A winch’s motor drives the power behind the turning of the drum so that it can wrap the wire around itself. Although not all winches have built-in motors (some have cranks), they are more commonly included with vehicle winches to help speed up the towing or recovery process. The gear train represents the torque that converts power from the motor to actual pulling power so that the winch can pull in heavy materials.
The vehicle being recovered by the winch typically has a recovery point, an area onto which the winch can be attached or hooked to pull the stuck vehicle out. Recovery points have different ratings depending on the type of car and the amount of weight they can withstand. Recovery points are either built into the design of a car’s anatomy or attached as an after-market solution.
The application of a winch goes beyond simple towing.
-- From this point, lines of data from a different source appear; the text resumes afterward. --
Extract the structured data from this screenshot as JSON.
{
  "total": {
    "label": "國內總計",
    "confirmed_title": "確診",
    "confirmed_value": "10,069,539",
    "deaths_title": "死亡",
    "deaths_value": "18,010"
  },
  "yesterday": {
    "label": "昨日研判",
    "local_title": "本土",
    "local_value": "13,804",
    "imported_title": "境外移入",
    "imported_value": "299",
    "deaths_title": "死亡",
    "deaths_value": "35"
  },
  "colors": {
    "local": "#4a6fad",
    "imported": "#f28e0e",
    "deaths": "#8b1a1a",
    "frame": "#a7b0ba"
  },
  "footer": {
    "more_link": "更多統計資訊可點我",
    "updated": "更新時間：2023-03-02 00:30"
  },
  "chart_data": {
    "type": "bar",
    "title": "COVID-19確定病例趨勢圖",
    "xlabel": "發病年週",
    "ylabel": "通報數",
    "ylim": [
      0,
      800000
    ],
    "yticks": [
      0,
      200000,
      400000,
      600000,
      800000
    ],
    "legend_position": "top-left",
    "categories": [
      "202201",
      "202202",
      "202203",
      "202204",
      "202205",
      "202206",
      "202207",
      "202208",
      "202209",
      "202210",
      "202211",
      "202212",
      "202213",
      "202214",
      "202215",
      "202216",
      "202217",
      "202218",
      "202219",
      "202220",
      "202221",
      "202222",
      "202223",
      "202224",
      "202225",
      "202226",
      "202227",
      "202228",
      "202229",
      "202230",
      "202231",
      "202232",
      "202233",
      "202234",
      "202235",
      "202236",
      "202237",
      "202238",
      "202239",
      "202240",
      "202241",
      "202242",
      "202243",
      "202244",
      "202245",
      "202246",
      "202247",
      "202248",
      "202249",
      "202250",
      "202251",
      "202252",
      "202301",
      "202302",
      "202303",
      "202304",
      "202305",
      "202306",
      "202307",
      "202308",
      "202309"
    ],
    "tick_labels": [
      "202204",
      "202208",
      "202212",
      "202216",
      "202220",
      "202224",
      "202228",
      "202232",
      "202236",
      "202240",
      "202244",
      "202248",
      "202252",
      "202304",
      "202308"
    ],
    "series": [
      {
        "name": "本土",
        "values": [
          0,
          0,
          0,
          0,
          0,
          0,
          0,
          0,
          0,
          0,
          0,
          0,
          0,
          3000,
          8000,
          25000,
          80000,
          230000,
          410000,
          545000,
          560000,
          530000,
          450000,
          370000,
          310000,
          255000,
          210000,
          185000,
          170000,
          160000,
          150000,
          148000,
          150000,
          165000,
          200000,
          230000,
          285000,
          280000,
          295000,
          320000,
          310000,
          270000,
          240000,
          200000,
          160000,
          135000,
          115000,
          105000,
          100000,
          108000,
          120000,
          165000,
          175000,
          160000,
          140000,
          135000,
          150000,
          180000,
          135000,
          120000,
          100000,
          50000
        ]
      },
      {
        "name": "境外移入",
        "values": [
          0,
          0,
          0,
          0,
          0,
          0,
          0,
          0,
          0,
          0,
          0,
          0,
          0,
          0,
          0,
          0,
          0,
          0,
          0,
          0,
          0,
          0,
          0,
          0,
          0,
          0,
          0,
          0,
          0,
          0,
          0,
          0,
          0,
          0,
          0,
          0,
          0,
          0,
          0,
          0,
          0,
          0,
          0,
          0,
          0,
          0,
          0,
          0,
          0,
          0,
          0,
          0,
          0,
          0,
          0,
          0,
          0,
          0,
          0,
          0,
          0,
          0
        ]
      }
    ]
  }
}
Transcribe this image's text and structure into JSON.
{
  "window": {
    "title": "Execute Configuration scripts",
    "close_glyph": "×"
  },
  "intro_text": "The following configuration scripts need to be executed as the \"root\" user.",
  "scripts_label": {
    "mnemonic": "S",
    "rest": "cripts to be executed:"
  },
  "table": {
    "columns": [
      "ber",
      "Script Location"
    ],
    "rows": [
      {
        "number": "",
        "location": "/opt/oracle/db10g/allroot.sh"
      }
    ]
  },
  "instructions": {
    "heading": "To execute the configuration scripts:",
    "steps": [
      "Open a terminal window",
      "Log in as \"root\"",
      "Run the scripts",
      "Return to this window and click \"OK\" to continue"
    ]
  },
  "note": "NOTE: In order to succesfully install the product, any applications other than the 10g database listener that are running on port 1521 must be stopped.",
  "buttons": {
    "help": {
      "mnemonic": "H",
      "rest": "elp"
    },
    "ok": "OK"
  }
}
The capstan, for example, is similar in design to a winch with the exception of not storing the rope on its drum. Capstans are used by sailing ships and yachts to apply force to rope. During line trimming on sailboats, a crewmember will turn the winch’s handle with one hand, while pulling on the loose tail end of the rope with the other in order to create tension during turns.
Winches are also invaluable to the backstage mechanics of moving scenery associated with theatrical plays. If we revisit our Superman analogy and imagine someone is playing the character on stage, the actor will not be able to move the heavy background objects needed to convince the audience that he is Superman in the first place. You can see the irony, but that doesn’t negate the importance of the work performed by the winch.
Finally, winches perform well in recreational watersports too, including wakeboarding and wakeskating in which the winch is used to quickly pull riders across a body of water.
If you own a fairly heavy-duty truck and provide a lot of roadside assistance and recovery, then weight capacity is one of the key aspects to consider when investing in a winch. Not every vehicle you encounter will be the same weight, so you need to ensure that the winch you choose is powerful enough to accommodate a range of load capacities to safely pull stranded or stuck vehicles out of difficult situations.
For that reason, knowing what kind of ropes and cables the winch comes with is also important, since it’s the cable (or winch line) that will be doing a majority of the work. Additionally, finding an electric winch with a powerful enough motor is an absolute given. If your winch’s motor isn’t powerful enough to safely wind and unwind its cables around the drum, then that stranded car won’t be going anywhere.
Having a winch made from water and rust-resistant steel will also come in handy when performing recovery jobs in bad weather conditions.
The use of the winch dates as far back as the fourth century BCE when they were used to tighten cables for supporting pontoon bridges. The yacht named Reliance was the first racing boat to be fitted with a modern-style winch in 1903.
In 1948, Arthur and Sadie Warn founded Warn Industries, which was based on the idea of converting World War Two jeeps into useful road vehicles. Thanks to this collaboration, the pair introduced their first recreational winch in 1959. This winch became one of the most well-respected brands for off road racers and ranchers among others. Decades of engineeiring would lead Warn Industries to create a winch market for ATVs and UTVs in the 1990s.
In 2008, Warn Industries released their XL product line for use on trailers and in the recovery market with hydraulic winches delivering twenty to thirty thousand pounds of torque and pulling power. Additionally, the fan cooled electric winch was also released for recreational users.